**EXERCISE DESCRIPTION:** Copy exactly. Begin with the line that contains "What data populates" and stop after the last line of the records.

**AVAILABLE DATA:**
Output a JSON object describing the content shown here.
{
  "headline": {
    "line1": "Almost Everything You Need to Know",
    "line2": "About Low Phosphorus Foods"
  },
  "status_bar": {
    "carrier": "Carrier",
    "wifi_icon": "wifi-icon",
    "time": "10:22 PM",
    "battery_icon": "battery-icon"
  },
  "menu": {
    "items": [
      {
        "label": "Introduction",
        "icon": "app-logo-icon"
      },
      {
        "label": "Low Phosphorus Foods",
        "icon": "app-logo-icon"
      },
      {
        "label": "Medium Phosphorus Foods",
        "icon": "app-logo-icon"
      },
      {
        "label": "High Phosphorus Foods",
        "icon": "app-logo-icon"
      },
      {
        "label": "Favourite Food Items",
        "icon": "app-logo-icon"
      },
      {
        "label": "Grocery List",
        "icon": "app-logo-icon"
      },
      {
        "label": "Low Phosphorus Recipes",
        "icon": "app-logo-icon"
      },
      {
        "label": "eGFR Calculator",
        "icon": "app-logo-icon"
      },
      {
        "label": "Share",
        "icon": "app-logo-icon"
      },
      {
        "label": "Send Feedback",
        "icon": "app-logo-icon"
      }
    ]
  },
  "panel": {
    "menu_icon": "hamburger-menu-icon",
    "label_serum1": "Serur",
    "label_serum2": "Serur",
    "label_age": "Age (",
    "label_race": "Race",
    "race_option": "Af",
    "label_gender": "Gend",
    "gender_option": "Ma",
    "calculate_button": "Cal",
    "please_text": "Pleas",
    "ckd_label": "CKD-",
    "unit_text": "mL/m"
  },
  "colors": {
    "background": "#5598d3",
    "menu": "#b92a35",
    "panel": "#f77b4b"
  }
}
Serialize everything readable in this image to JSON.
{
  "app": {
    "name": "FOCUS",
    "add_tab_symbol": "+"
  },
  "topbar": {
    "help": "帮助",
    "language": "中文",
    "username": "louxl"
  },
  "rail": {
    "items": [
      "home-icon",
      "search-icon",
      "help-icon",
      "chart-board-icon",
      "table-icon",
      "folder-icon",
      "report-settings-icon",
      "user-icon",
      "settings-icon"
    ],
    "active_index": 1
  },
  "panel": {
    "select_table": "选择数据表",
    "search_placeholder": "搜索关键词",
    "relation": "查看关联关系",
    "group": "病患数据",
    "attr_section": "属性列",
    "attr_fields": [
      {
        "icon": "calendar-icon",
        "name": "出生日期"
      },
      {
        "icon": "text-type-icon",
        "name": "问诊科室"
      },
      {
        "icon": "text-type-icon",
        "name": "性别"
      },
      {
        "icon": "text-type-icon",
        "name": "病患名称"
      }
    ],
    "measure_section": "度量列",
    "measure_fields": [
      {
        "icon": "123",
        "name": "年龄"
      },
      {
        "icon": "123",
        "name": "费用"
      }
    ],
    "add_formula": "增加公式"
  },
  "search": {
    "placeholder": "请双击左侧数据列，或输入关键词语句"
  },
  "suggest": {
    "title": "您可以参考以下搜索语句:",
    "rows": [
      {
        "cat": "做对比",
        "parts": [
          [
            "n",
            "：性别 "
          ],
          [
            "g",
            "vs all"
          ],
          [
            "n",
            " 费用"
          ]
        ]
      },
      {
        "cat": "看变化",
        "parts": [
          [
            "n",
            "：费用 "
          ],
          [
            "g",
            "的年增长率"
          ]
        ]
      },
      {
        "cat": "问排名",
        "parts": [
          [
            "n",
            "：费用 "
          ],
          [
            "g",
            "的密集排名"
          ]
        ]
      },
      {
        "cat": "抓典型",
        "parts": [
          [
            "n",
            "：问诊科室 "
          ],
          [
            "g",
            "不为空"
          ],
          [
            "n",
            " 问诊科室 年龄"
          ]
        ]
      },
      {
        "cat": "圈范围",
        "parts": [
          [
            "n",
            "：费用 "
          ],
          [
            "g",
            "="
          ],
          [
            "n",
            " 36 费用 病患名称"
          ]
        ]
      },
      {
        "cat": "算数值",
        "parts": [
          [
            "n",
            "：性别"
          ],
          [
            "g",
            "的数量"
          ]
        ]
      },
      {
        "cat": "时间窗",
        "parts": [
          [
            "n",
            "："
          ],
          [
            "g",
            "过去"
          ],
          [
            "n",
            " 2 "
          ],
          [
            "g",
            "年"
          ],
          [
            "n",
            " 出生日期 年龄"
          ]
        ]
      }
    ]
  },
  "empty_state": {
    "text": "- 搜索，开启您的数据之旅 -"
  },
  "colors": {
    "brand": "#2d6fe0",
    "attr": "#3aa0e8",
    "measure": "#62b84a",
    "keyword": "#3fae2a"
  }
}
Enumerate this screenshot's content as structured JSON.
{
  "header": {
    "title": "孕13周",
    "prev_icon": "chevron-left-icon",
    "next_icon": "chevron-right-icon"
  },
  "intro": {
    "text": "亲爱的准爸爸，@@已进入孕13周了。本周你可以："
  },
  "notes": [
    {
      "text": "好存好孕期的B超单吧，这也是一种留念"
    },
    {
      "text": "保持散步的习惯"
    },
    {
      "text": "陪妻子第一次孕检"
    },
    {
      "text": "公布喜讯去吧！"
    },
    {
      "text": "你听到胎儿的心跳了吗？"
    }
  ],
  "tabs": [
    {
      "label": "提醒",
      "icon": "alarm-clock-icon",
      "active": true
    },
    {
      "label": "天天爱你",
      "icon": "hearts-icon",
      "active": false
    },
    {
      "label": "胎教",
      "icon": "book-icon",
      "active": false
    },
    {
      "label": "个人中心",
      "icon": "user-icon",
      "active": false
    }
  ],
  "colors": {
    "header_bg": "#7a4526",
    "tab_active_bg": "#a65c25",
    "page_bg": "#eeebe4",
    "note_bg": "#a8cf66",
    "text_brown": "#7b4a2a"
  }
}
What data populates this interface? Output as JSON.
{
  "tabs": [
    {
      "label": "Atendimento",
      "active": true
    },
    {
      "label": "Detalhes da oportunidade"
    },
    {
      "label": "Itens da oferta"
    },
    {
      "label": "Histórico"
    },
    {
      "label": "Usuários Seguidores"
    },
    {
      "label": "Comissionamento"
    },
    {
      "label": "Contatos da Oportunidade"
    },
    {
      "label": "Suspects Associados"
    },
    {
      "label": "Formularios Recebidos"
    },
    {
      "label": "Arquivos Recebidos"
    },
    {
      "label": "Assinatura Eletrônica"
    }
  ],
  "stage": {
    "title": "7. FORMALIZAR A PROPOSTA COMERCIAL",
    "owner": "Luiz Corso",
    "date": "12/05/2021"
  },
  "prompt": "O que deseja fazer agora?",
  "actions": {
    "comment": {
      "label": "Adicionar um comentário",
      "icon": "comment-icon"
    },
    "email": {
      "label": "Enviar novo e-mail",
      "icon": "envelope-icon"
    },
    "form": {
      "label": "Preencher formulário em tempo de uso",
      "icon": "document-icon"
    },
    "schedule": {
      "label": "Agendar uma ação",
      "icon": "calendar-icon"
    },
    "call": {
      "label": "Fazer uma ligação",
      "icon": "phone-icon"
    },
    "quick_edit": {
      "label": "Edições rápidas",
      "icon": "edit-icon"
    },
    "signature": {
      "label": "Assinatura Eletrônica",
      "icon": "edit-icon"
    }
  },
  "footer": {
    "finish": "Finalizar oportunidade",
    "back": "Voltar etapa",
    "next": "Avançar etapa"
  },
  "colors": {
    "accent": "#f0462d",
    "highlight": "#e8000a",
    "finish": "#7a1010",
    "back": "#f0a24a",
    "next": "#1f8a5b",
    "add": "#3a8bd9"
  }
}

**RESPONSE BOX:**
What data populates this interface? Output as JSON.
{
  "tabs": [
    {
      "label": "Atendimento",
      "active": true
    },
    {
      "label": "Detalhes da oportunidade"
    },
    {
      "label": "Itens da oferta"
    },
    {
      "label": "Histórico"
    },
    {
      "label": "Usuários Seguidores"
    },
    {
      "label": "Comissionamento"
    },
    {
      "label": "Contatos da Oportunidade"
    },
    {
      "label": "Suspects Associados"
    },
    {
      "label": "Formularios Recebidos"
    },
    {
      "label": "Arquivos Recebidos"
    },
    {
      "label": "Assinatura Eletrônica"
    }
  ],
  "stage": {
    "title": "7. FORMALIZAR A PROPOSTA COMERCIAL",
    "owner": "Luiz Corso",
    "date": "12/05/2021"
  },
  "prompt": "O que deseja fazer agora?",
  "actions": {
    "comment": {
      "label": "Adicionar um comentário",
      "icon": "comment-icon"
    },
    "email": {
      "label": "Enviar novo e-mail",
      "icon": "envelope-icon"
    },
    "form": {
      "label": "Preencher formulário em tempo de uso",
      "icon": "document-icon"
    },
    "schedule": {
      "label": "Agendar uma ação",
      "icon": "calendar-icon"
    },
    "call": {
      "label": "Fazer uma ligação",
      "icon": "phone-icon"
    },
    "quick_edit": {
      "label": "Edições rápidas",
      "icon": "edit-icon"
    },
    "signature": {
      "label": "Assinatura Eletrônica",
      "icon": "edit-icon"
    }
  },
  "footer": {
    "finish": "Finalizar oportunidade",
    "back": "Voltar etapa",
    "next": "Avançar etapa"
  },
  "colors": {
    "accent": "#f0462d",
    "highlight": "#e8000a",
    "finish": "#7a1010",
    "back": "#f0a24a",
    "next": "#1f8a5b",
    "add": "#3a8bd9"
  }
}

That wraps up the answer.